## Work item
Since only the words are wanted, reproduce every entry exactly and leave the images behind.

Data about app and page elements
• • • •
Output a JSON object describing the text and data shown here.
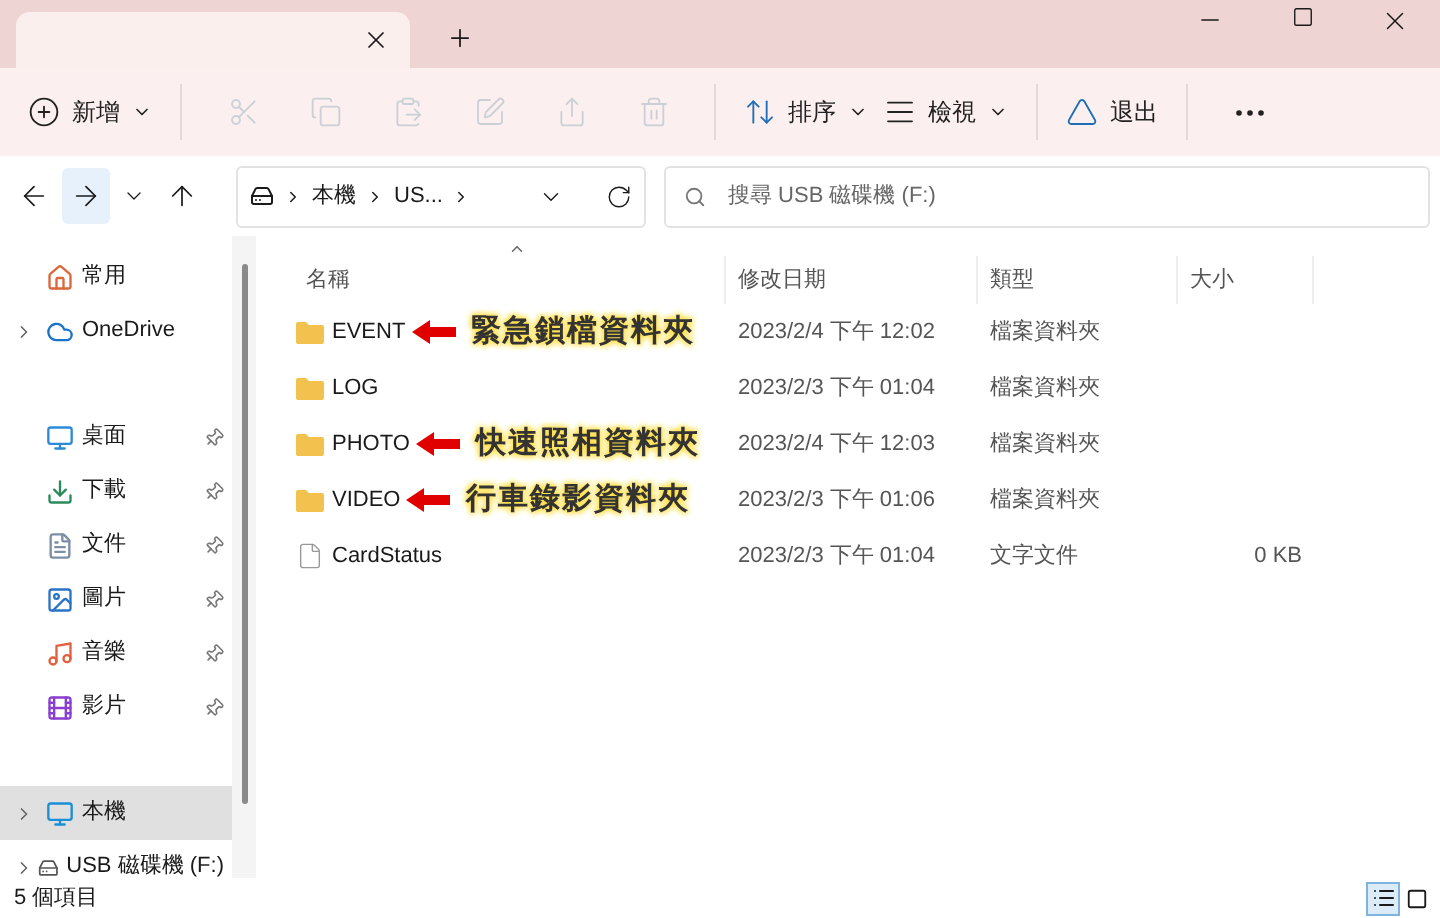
{
  "toolbar": [
    {
      "kind": "new",
      "label": "新增",
      "menu": true,
      "disabled": false
    },
    {
      "kind": "cut",
      "disabled": true
    },
    {
      "kind": "copy",
      "disabled": true
    },
    {
      "kind": "paste",
      "disabled": true
    },
    {
      "kind": "rename",
      "disabled": true
    },
    {
      "kind": "share",
      "disabled": true
    },
    {
      "kind": "delete",
      "disabled": true
    },
    {
      "kind": "sort",
      "label": "排序",
      "menu": true,
      "disabled": false
    },
    {
      "kind": "view",
      "label": "檢視",
      "menu": true,
      "disabled": false
    },
    {
      "kind": "eject",
      "label": "退出",
      "menu": false,
      "disabled": false
    },
    {
      "kind": "more",
      "disabled": false
    }
  ],
  "nav": [
    {
      "kind": "back",
      "hovered": false
    },
    {
      "kind": "forward",
      "hovered": true
    },
    {
      "kind": "recent",
      "hovered": false
    },
    {
      "kind": "up",
      "hovered": false
    }
  ],
  "address": {
    "segments": [
      "本機",
      "US..."
    ]
  },
  "search": {
    "placeholder": "搜尋 USB 磁碟機 (F:)"
  },
  "sidebar": {
    "sections": [
      [
        {
          "kind": "home",
          "label": "常用",
          "expandable": false,
          "pinned": false,
          "selected": false
        },
        {
          "kind": "cloud",
          "label": "OneDrive",
          "expandable": true,
          "pinned": false,
          "selected": false
        }
      ],
      [
        {
          "kind": "desktop",
          "label": "桌面",
          "expandable": false,
          "pinned": true,
          "selected": false
        },
        {
          "kind": "download",
          "label": "下載",
          "expandable": false,
          "pinned": true,
          "selected": false
        },
        {
          "kind": "document",
          "label": "文件",
          "expandable": false,
          "pinned": true,
          "selected": false
        },
        {
          "kind": "pictures",
          "label": "圖片",
          "expandable": false,
          "pinned": true,
          "selected": false
        },
        {
          "kind": "music",
          "label": "音樂",
          "expandable": false,
          "pinned": true,
          "selected": false
        },
        {
          "kind": "videos",
          "label": "影片",
          "expandable": false,
          "pinned": true,
          "selected": false
        }
      ],
      [
        {
          "kind": "pc",
          "label": "本機",
          "expandable": true,
          "pinned": false,
          "selected": true
        },
        {
          "kind": "drive",
          "label": "USB 磁碟機 (F:)",
          "expandable": true,
          "pinned": false,
          "selected": false
        }
      ]
    ]
  },
  "table": {
    "columns": [
      {
        "label": "名稱",
        "sorted": true
      },
      {
        "label": "修改日期",
        "sorted": false
      },
      {
        "label": "類型",
        "sorted": false
      },
      {
        "label": "大小",
        "sorted": false
      }
    ],
    "rows": [
      {
        "kind": "folder",
        "name": "EVENT",
        "modified": "2023/2/4 下午 12:02",
        "type": "檔案資料夾",
        "annotation": "緊急鎖檔資料夾"
      },
      {
        "kind": "folder",
        "name": "LOG",
        "modified": "2023/2/3 下午 01:04",
        "type": "檔案資料夾"
      },
      {
        "kind": "folder",
        "name": "PHOTO",
        "modified": "2023/2/4 下午 12:03",
        "type": "檔案資料夾",
        "annotation": "快速照相資料夾"
      },
      {
        "kind": "folder",
        "name": "VIDEO",
        "modified": "2023/2/3 下午 01:06",
        "type": "檔案資料夾",
        "annotation": "行車錄影資料夾"
      },
      {
        "kind": "file",
        "name": "CardStatus",
        "modified": "2023/2/3 下午 01:04",
        "type": "文字文件",
        "size": "0 KB"
      }
    ]
  },
  "status_bar": {
    "text": "5 個項目",
    "views": [
      {
        "kind": "details",
        "selected": true
      },
      {
        "kind": "tiles",
        "selected": false
      }
    ]
  }
}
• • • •
## Exercise solution
Output a JSON object describing the text and data shown here.
{
  "toolbar": [
    {
      "kind": "new",
      "label": "新增",
      "menu": true,
      "disabled": false
    },
    {
      "kind": "cut",
      "disabled": true
    },
    {
      "kind": "copy",
      "disabled": true
    },
    {
      "kind": "paste",
      "disabled": true
    },
    {
      "kind": "rename",
      "disabled": true
    },
    {
      "kind": "share",
      "disabled": true
    },
    {
      "kind": "delete",
      "disabled": true
    },
    {
      "kind": "sort",
      "label": "排序",
      "menu": true,
      "disabled": false
    },
    {
      "kind": "view",
      "label": "檢視",
      "menu": true,
      "disabled": false
    },
    {
      "kind": "eject",
      "label": "退出",
      "menu": false,
      "disabled": false
    },
    {
      "kind": "more",
      "disabled": false
    }
  ],
  "nav": [
    {
      "kind": "back",
      "hovered": false
    },
    {
      "kind": "forward",
      "hovered": true
    },
    {
      "kind": "recent",
      "hovered": false
    },
    {
      "kind": "up",
      "hovered": false
    }
  ],
  "address": {
    "segments": [
      "本機",
      "US..."
    ]
  },
  "search": {
    "placeholder": "搜尋 USB 磁碟機 (F:)"
  },
  "sidebar": {
    "sections": [
      [
        {
          "kind": "home",
          "label": "常用",
          "expandable": false,
          "pinned": false,
          "selected": false
        },
        {
          "kind": "cloud",
          "label": "OneDrive",
          "expandable": true,
          "pinned": false,
          "selected": false
        }
      ],
      [
        {
          "kind": "desktop",
          "label": "桌面",
          "expandable": false,
          "pinned": true,
          "selected": false
        },
        {
          "kind": "download",
          "label": "下載",
          "expandable": false,
          "pinned": true,
          "selected": false
        },
        {
          "kind": "document",
          "label": "文件",
          "expandable": false,
          "pinned": true,
          "selected": false
        },
        {
          "kind": "pictures",
          "label": "圖片",
          "expandable": false,
          "pinned": true,
          "selected": false
        },
        {
          "kind": "music",
          "label": "音樂",
          "expandable": false,
          "pinned": true,
          "selected": false
        },
        {
          "kind": "videos",
          "label": "影片",
          "expandable": false,
          "pinned": true,
          "selected": false
        }
      ],
      [
        {
          "kind": "pc",
          "label": "本機",
          "expandable": true,
          "pinned": false,
          "selected": true
        },
        {
          "kind": "drive",
          "label": "USB 磁碟機 (F:)",
          "expandable": true,
          "pinned": false,
          "selected": false
        }
      ]
    ]
  },
  "table": {
    "columns": [
      {
        "label": "名稱",
        "sorted": true
      },
      {
        "label": "修改日期",
        "sorted": false
      },
      {
        "label": "類型",
        "sorted": false
      },
      {
        "label": "大小",
        "sorted": false
      }
    ],
    "rows": [
      {
        "kind": "folder",
        "name": "EVENT",
        "modified": "2023/2/4 下午 12:02",
        "type": "檔案資料夾",
        "annotation": "緊急鎖檔資料夾"
      },
      {
        "kind": "folder",
        "name": "LOG",
        "modified": "2023/2/3 下午 01:04",
        "type": "檔案資料夾"
      },
      {
        "kind": "folder",
        "name": "PHOTO",
        "modified": "2023/2/4 下午 12:03",
        "type": "檔案資料夾",
        "annotation": "快速照相資料夾"
      },
      {
        "kind": "folder",
        "name": "VIDEO",
        "modified": "2023/2/3 下午 01:06",
        "type": "檔案資料夾",
        "annotation": "行車錄影資料夾"
      },
      {
        "kind": "file",
        "name": "CardStatus",
        "modified": "2023/2/3 下午 01:04",
        "type": "文字文件",
        "size": "0 KB"
      }
    ]
  },
  "status_bar": {
    "text": "5 個項目",
    "views": [
      {
        "kind": "details",
        "selected": true
      },
      {
        "kind": "tiles",
        "selected": false
      }
    ]
  }
}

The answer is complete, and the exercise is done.